An Nigerian emergency agency official said Monday that 44 people were killed by two bombs that exploded at a crowded mosque and an elite Muslim restaurant in the central city of Jos.
Abdussalam Mohammed of the National Emergency Management Agency said 67 other people were wounded in the Sunday attack and were being treated in hospitals.
Witnesses who requested anonymity for fear of reprisals said the explosion at the Yantaya mosque came as a leading cleric who preaches peaceful coexistence was addressing a crowd during the holy month of Ramadan.
Another bomb exploded at Shagalinku, a restaurant patronized by elite politicians.
Jos is located where Nigeria's majority Muslim north and mainly Christian south collide. The city has been targeted in the past by bomb blasts that have killed hundreds of people. Boko Haram Islamic extremists have claimed responsibility for the attacks.
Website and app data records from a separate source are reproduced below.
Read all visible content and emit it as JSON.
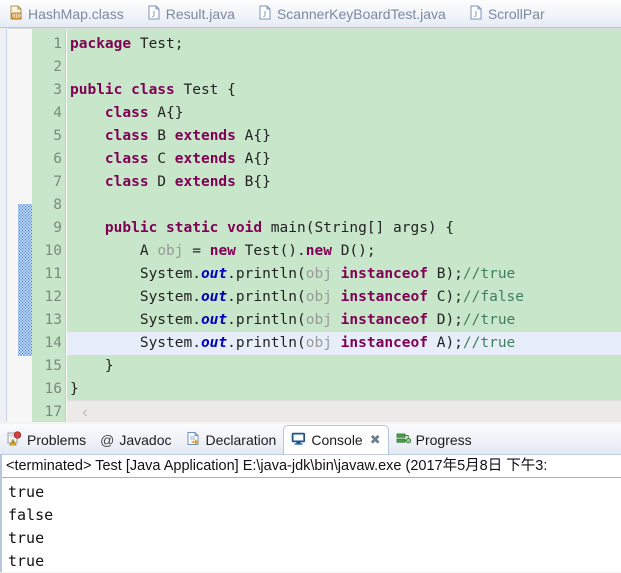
{
  "editor_tabs": [
    {
      "label": "HashMap.class",
      "icon": "class-file-icon",
      "active": false
    },
    {
      "label": "Result.java",
      "icon": "java-file-icon",
      "active": false
    },
    {
      "label": "ScannerKeyBoardTest.java",
      "icon": "java-file-icon",
      "active": false
    },
    {
      "label": "ScrollPar",
      "icon": "java-file-icon",
      "active": false
    }
  ],
  "editor": {
    "line_numbers": [
      "1",
      "2",
      "3",
      "4",
      "5",
      "6",
      "7",
      "8",
      "9",
      "10",
      "11",
      "12",
      "13",
      "14",
      "15",
      "16",
      "17"
    ],
    "current_line": 14,
    "scroll_left_arrow": "‹",
    "code_lines": [
      {
        "n": 1,
        "tokens": [
          {
            "t": "package",
            "c": "kw"
          },
          {
            "t": " Test;",
            "c": "pl"
          }
        ]
      },
      {
        "n": 2,
        "tokens": []
      },
      {
        "n": 3,
        "tokens": [
          {
            "t": "public class",
            "c": "kw"
          },
          {
            "t": " Test {",
            "c": "pl"
          }
        ]
      },
      {
        "n": 4,
        "tokens": [
          {
            "t": "    ",
            "c": "pl"
          },
          {
            "t": "class",
            "c": "kw"
          },
          {
            "t": " A{}",
            "c": "pl"
          }
        ]
      },
      {
        "n": 5,
        "tokens": [
          {
            "t": "    ",
            "c": "pl"
          },
          {
            "t": "class",
            "c": "kw"
          },
          {
            "t": " B ",
            "c": "pl"
          },
          {
            "t": "extends",
            "c": "kw"
          },
          {
            "t": " A{}",
            "c": "pl"
          }
        ]
      },
      {
        "n": 6,
        "tokens": [
          {
            "t": "    ",
            "c": "pl"
          },
          {
            "t": "class",
            "c": "kw"
          },
          {
            "t": " C ",
            "c": "pl"
          },
          {
            "t": "extends",
            "c": "kw"
          },
          {
            "t": " A{}",
            "c": "pl"
          }
        ]
      },
      {
        "n": 7,
        "tokens": [
          {
            "t": "    ",
            "c": "pl"
          },
          {
            "t": "class",
            "c": "kw"
          },
          {
            "t": " D ",
            "c": "pl"
          },
          {
            "t": "extends",
            "c": "kw"
          },
          {
            "t": " B{}",
            "c": "pl"
          }
        ]
      },
      {
        "n": 8,
        "tokens": []
      },
      {
        "n": 9,
        "tokens": [
          {
            "t": "    ",
            "c": "pl"
          },
          {
            "t": "public static void",
            "c": "kw"
          },
          {
            "t": " main(String[] args) {",
            "c": "pl"
          }
        ]
      },
      {
        "n": 10,
        "tokens": [
          {
            "t": "        A ",
            "c": "pl"
          },
          {
            "t": "obj",
            "c": "loc"
          },
          {
            "t": " = ",
            "c": "pl"
          },
          {
            "t": "new",
            "c": "kw"
          },
          {
            "t": " Test().",
            "c": "pl"
          },
          {
            "t": "new",
            "c": "kw"
          },
          {
            "t": " D();",
            "c": "pl"
          }
        ]
      },
      {
        "n": 11,
        "tokens": [
          {
            "t": "        System.",
            "c": "pl"
          },
          {
            "t": "out",
            "c": "var"
          },
          {
            "t": ".println(",
            "c": "pl"
          },
          {
            "t": "obj",
            "c": "loc"
          },
          {
            "t": " ",
            "c": "pl"
          },
          {
            "t": "instanceof",
            "c": "kw"
          },
          {
            "t": " B);",
            "c": "pl"
          },
          {
            "t": "//true",
            "c": "cmt"
          }
        ]
      },
      {
        "n": 12,
        "tokens": [
          {
            "t": "        System.",
            "c": "pl"
          },
          {
            "t": "out",
            "c": "var"
          },
          {
            "t": ".println(",
            "c": "pl"
          },
          {
            "t": "obj",
            "c": "loc"
          },
          {
            "t": " ",
            "c": "pl"
          },
          {
            "t": "instanceof",
            "c": "kw"
          },
          {
            "t": " C);",
            "c": "pl"
          },
          {
            "t": "//false",
            "c": "cmt"
          }
        ]
      },
      {
        "n": 13,
        "tokens": [
          {
            "t": "        System.",
            "c": "pl"
          },
          {
            "t": "out",
            "c": "var"
          },
          {
            "t": ".println(",
            "c": "pl"
          },
          {
            "t": "obj",
            "c": "loc"
          },
          {
            "t": " ",
            "c": "pl"
          },
          {
            "t": "instanceof",
            "c": "kw"
          },
          {
            "t": " D);",
            "c": "pl"
          },
          {
            "t": "//true",
            "c": "cmt"
          }
        ]
      },
      {
        "n": 14,
        "tokens": [
          {
            "t": "        System.",
            "c": "pl"
          },
          {
            "t": "out",
            "c": "var"
          },
          {
            "t": ".println(",
            "c": "pl"
          },
          {
            "t": "obj",
            "c": "loc"
          },
          {
            "t": " ",
            "c": "pl"
          },
          {
            "t": "instanceof",
            "c": "kw"
          },
          {
            "t": " A);",
            "c": "pl"
          },
          {
            "t": "//true",
            "c": "cmt"
          }
        ]
      },
      {
        "n": 15,
        "tokens": [
          {
            "t": "    }",
            "c": "pl"
          }
        ]
      },
      {
        "n": 16,
        "tokens": [
          {
            "t": "}",
            "c": "pl"
          }
        ]
      },
      {
        "n": 17,
        "tokens": []
      }
    ]
  },
  "view_tabs": [
    {
      "label": "Problems",
      "icon": "problems-icon",
      "active": false,
      "closable": false
    },
    {
      "label": "Javadoc",
      "icon": "javadoc-icon",
      "active": false,
      "closable": false
    },
    {
      "label": "Declaration",
      "icon": "declaration-icon",
      "active": false,
      "closable": false
    },
    {
      "label": "Console",
      "icon": "console-icon",
      "active": true,
      "closable": true
    },
    {
      "label": "Progress",
      "icon": "progress-icon",
      "active": false,
      "closable": false
    }
  ],
  "console": {
    "close_glyph": "✖",
    "header": "<terminated> Test [Java Application] E:\\java-jdk\\bin\\javaw.exe (2017年5月8日 下午3:",
    "output": [
      "true",
      "false",
      "true",
      "true"
    ]
  },
  "colors": {
    "editor_background": "#c8e6c9",
    "keyword": "#7f0055",
    "comment": "#3f7f5f",
    "static_field": "#0000c0",
    "local_var": "#9a9a9a",
    "current_line": "#e8eef9",
    "fold_marker": "#3f7fd4"
  }
}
The explosion at the Yantaya mosque came as leading cleric Sani Yahaya of the Jama'atu Izalatul Bidia organization, which preaches peaceful coexistence of all religions, was addressing a crowd during the Muslim holy month of Ramadan, according to survivors who spoke on condition of anonymity.
They said they did not know how many worshipers were killed.
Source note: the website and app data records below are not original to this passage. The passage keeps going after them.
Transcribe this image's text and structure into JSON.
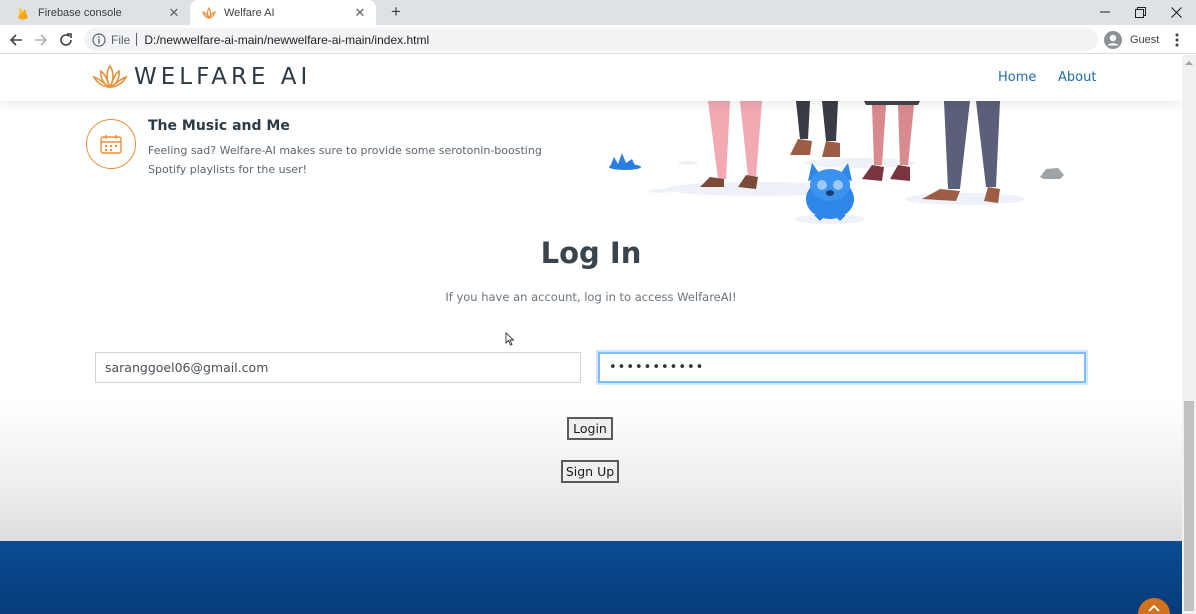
{
  "browser": {
    "tabs": [
      {
        "title": "Firebase console",
        "favicon": "firebase-flame-icon"
      },
      {
        "title": "Welfare AI",
        "favicon": "lotus-icon"
      }
    ],
    "address": {
      "scheme_label": "File",
      "url": "D:/newwelfare-ai-main/newwelfare-ai-main/index.html"
    },
    "profile": {
      "name": "Guest"
    }
  },
  "site": {
    "brand": "WELFARE AI",
    "nav": [
      {
        "label": "Home"
      },
      {
        "label": "About"
      }
    ],
    "accent_color": "#e8913b",
    "link_color": "#1f6ca8"
  },
  "feature": {
    "icon": "calendar-icon",
    "title": "The Music and Me",
    "description": "Feeling sad? Welfare-AI makes sure to provide some serotonin-boosting Spotify playlists for the user!"
  },
  "login": {
    "title": "Log In",
    "subtitle": "If you have an account, log in to access WelfareAI!",
    "email_value": "saranggoel06@gmail.com",
    "password_value": "•••••••••••",
    "login_label": "Login",
    "signup_label": "Sign Up"
  },
  "footer": {
    "color": "#0b4c94"
  }
}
Sunday's attacks are the latest in a string blamed on Boko Haram that have killed more than 200 people over the past week in the group's northeastern stronghold.
The extremists returned Sunday to northeastern villages attacked three days earlier, killing nine villagers and burning down 32 churches and about 300 homes, said Stephen Apagu, chairman of a vigilante self-defense group in Borno state's Askira-Uba local government area.
He said the vigilantes killed three militants.
Boko Haram took over a large swath of northeastern Nigeria last year and stepped up cross-border raids. A multinational army from Nigeria and its neighbors forced the militants out of towns, but bombings and village attacks increased in recent weeks, apparently in response to an Islamic State group order for more mayhem during Ramadan.
Boko Haram became the Islamic State group's West Africa franchise earlier this year.